"Professional knowledge and skills of teachers are the most important factors for quality education. This requires stronger training upfront and continual professional development and support to strengthen performance and the learning outcomes," he added.
Teachers' training and outcome
There are around 1.34 lakh government and non-government schools in the country employing 6.24 lakh teachers. Of them, 65,000 are government schools with more than 3.70 lakh teachers.
Of the total teachers, 2.39 lakh received the Certificate-in-Education training while 11,312 received the Diploma-in-Education certificates.
According to a World Bank report, there is a huge learning gap in the schools in Bangladesh.
It observed that 35 percent of the students who passed grade three cannot even read Bangla comprehensively.
It identified the low quality of teaching practices as a major cause for the poor learning condition of the students.
"Bangladesh has to provide required and qualitative teachers, develop the workforce with market-relevant skills, promoting research and higher education with equal participation from all," the report said.
According to the Bangladesh Bureau of Educational Information and Statistics, around 2.44 lakh teachers are in the 20,467 secondary educational institutions – 63 percent of them received training.
Only 21 percent madrasa teachers are trained.
Teachers' Day 2019
With such reality Bangladesh is observing the World Teachers' Day today, the theme for this year being "Young Teachers: The Future of the Profession."
The World Teachers' Day, observed on October 5 since 1994, celebrates teachers and their role in meeting the needs of future generations.
The Sustainable Development Goal 4 of the United Nations has pledged to achieve universal primary and secondary education by 2030.

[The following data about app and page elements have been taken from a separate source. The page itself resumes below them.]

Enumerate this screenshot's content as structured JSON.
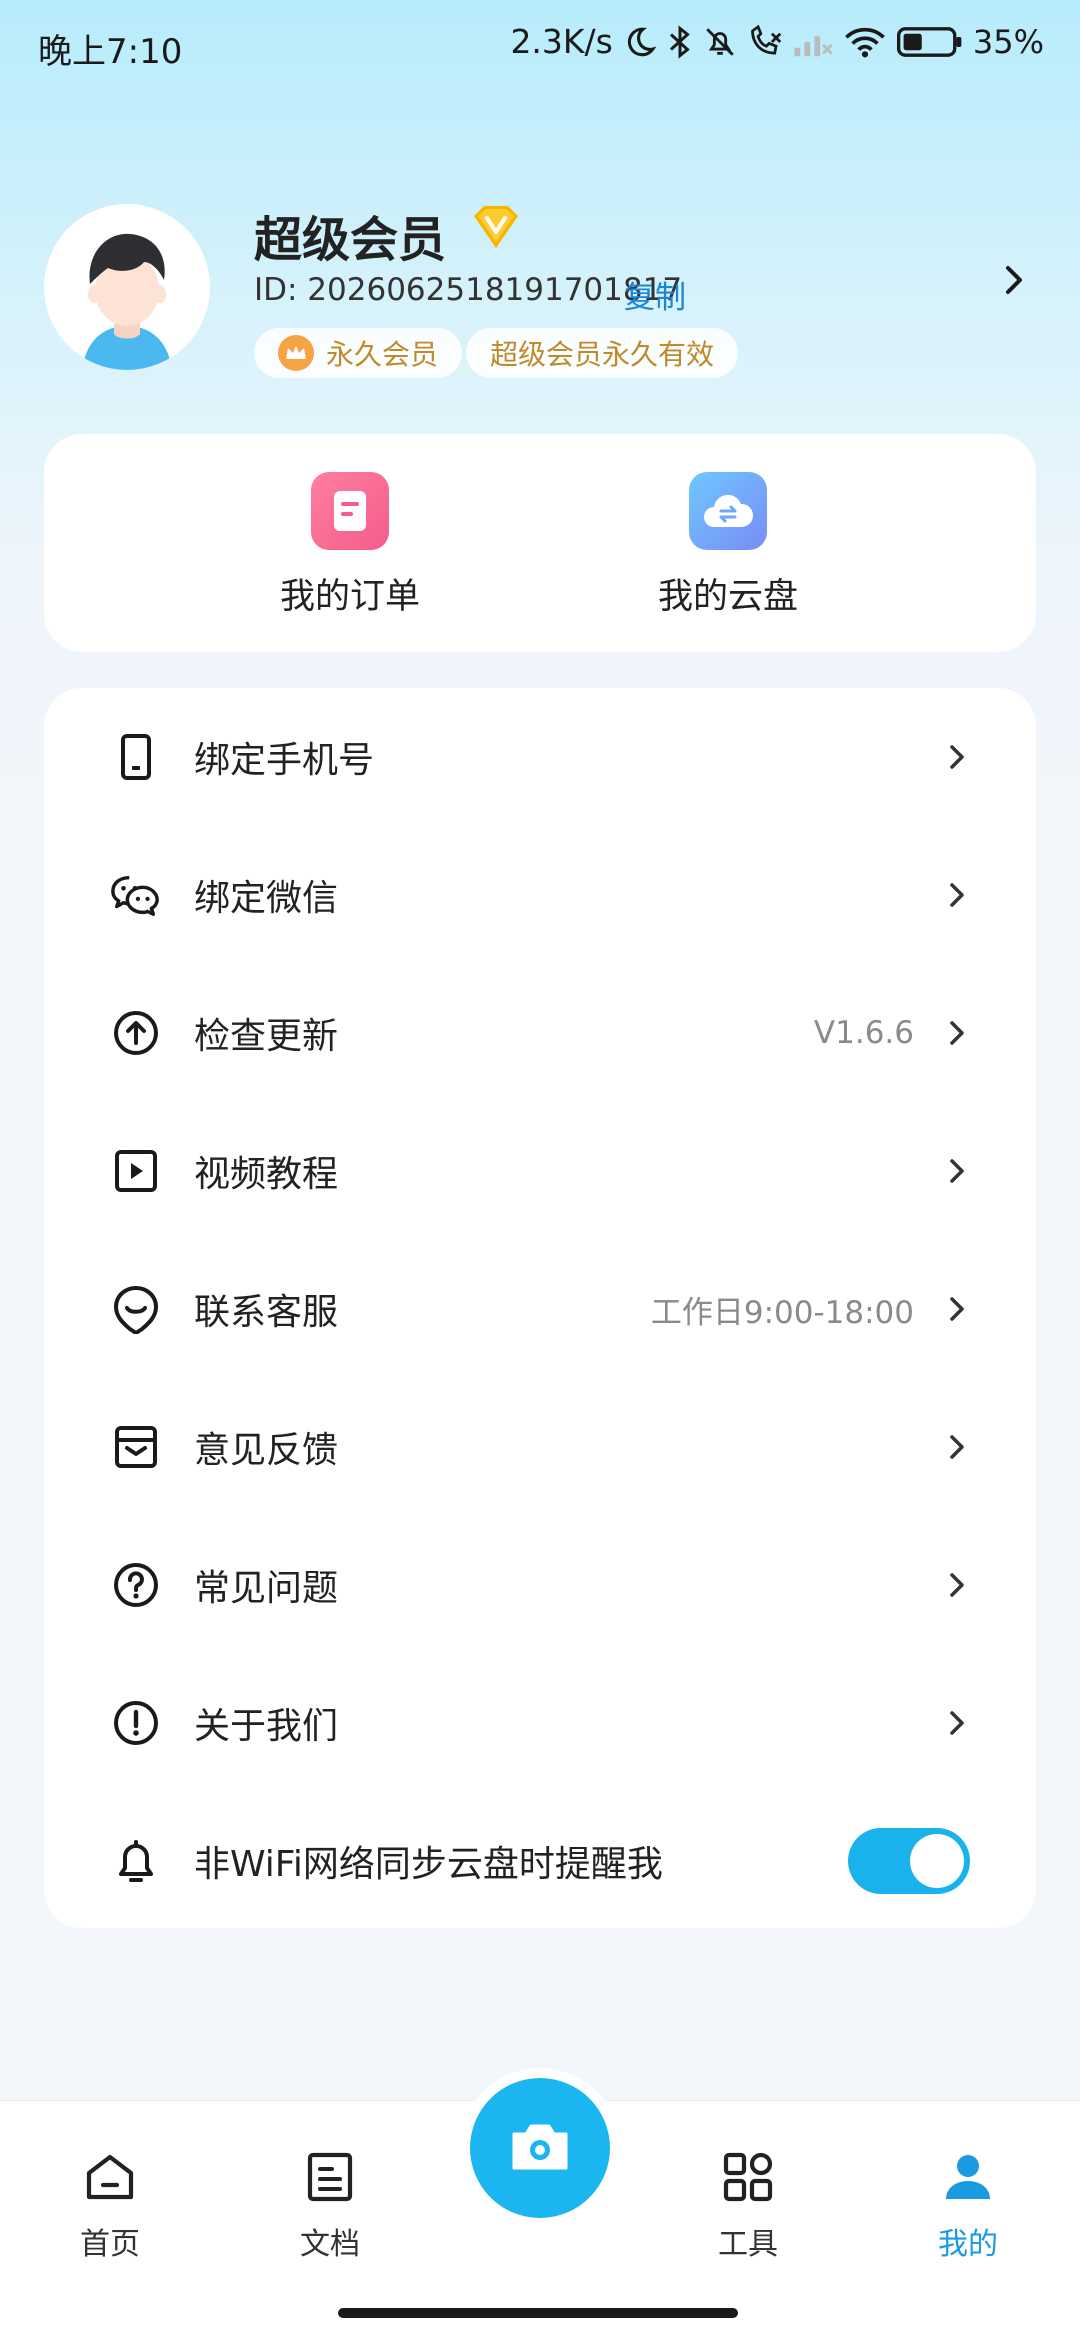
{
  "status_bar": {
    "time": "晚上7:10",
    "network_speed": "2.3K/s",
    "battery": "35%",
    "icons": [
      "moon-icon",
      "bluetooth-icon",
      "mute-icon",
      "call-icon",
      "signal-icon",
      "wifi-icon",
      "battery-icon"
    ]
  },
  "profile": {
    "name": "超级会员",
    "id_text": "ID: 2026062518191701817",
    "copy_label": "复制",
    "tag_permanent": "永久会员",
    "tag_validity": "超级会员永久有效"
  },
  "quick_actions": {
    "orders_label": "我的订单",
    "cloud_label": "我的云盘"
  },
  "menu": {
    "bind_phone": "绑定手机号",
    "bind_wechat": "绑定微信",
    "check_update": "检查更新",
    "version": "V1.6.6",
    "video_tutorial": "视频教程",
    "contact_service": "联系客服",
    "service_hours": "工作日9:00-18:00",
    "feedback": "意见反馈",
    "faq": "常见问题",
    "about": "关于我们",
    "wifi_remind": "非WiFi网络同步云盘时提醒我",
    "wifi_remind_on": true
  },
  "tabbar": {
    "home": "首页",
    "docs": "文档",
    "tools": "工具",
    "mine": "我的",
    "active": "mine"
  },
  "colors": {
    "accent": "#1ab2ec",
    "link": "#1a86d8",
    "tag_text": "#c08a2b"
  }
}
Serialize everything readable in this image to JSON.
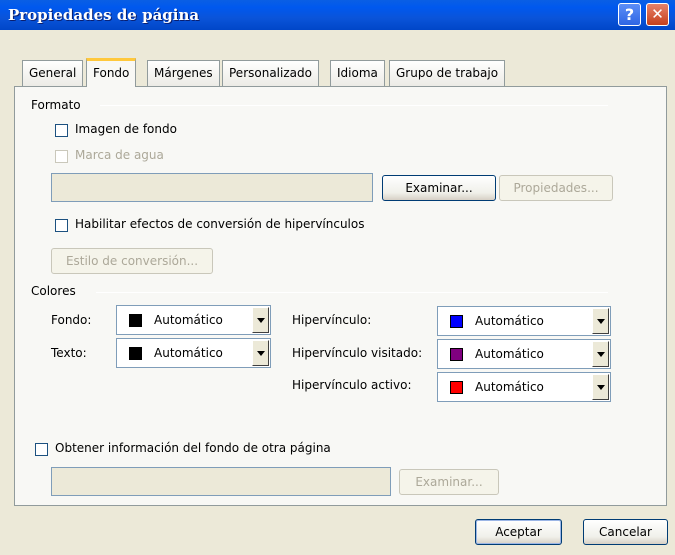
{
  "window": {
    "title": "Propiedades de página",
    "help_glyph": "?",
    "close_glyph": "✕"
  },
  "tabs": [
    {
      "label": "General"
    },
    {
      "label": "Fondo"
    },
    {
      "label": "Márgenes"
    },
    {
      "label": "Personalizado"
    },
    {
      "label": "Idioma"
    },
    {
      "label": "Grupo de trabajo"
    }
  ],
  "formato": {
    "heading": "Formato",
    "imagen_fondo": "Imagen de fondo",
    "marca_agua": "Marca de agua",
    "examinar": "Examinar...",
    "propiedades": "Propiedades...",
    "habilitar": "Habilitar efectos de conversión de hipervínculos",
    "estilo": "Estilo de conversión..."
  },
  "colores": {
    "heading": "Colores",
    "fondo_label": "Fondo:",
    "texto_label": "Texto:",
    "hiper_label": "Hipervínculo:",
    "hiper_visitado_label": "Hipervínculo visitado:",
    "hiper_activo_label": "Hipervínculo activo:",
    "fondo": {
      "value": "Automático",
      "color": "#000000"
    },
    "texto": {
      "value": "Automático",
      "color": "#000000"
    },
    "hiper": {
      "value": "Automático",
      "color": "#0000FF"
    },
    "hiper_visitado": {
      "value": "Automático",
      "color": "#800080"
    },
    "hiper_activo": {
      "value": "Automático",
      "color": "#FF0000"
    }
  },
  "obtener": {
    "label": "Obtener información del fondo de otra página",
    "examinar": "Examinar..."
  },
  "footer": {
    "aceptar": "Aceptar",
    "cancelar": "Cancelar"
  }
}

To achieve that goal the number of qualified teachers must be increased, said the UN.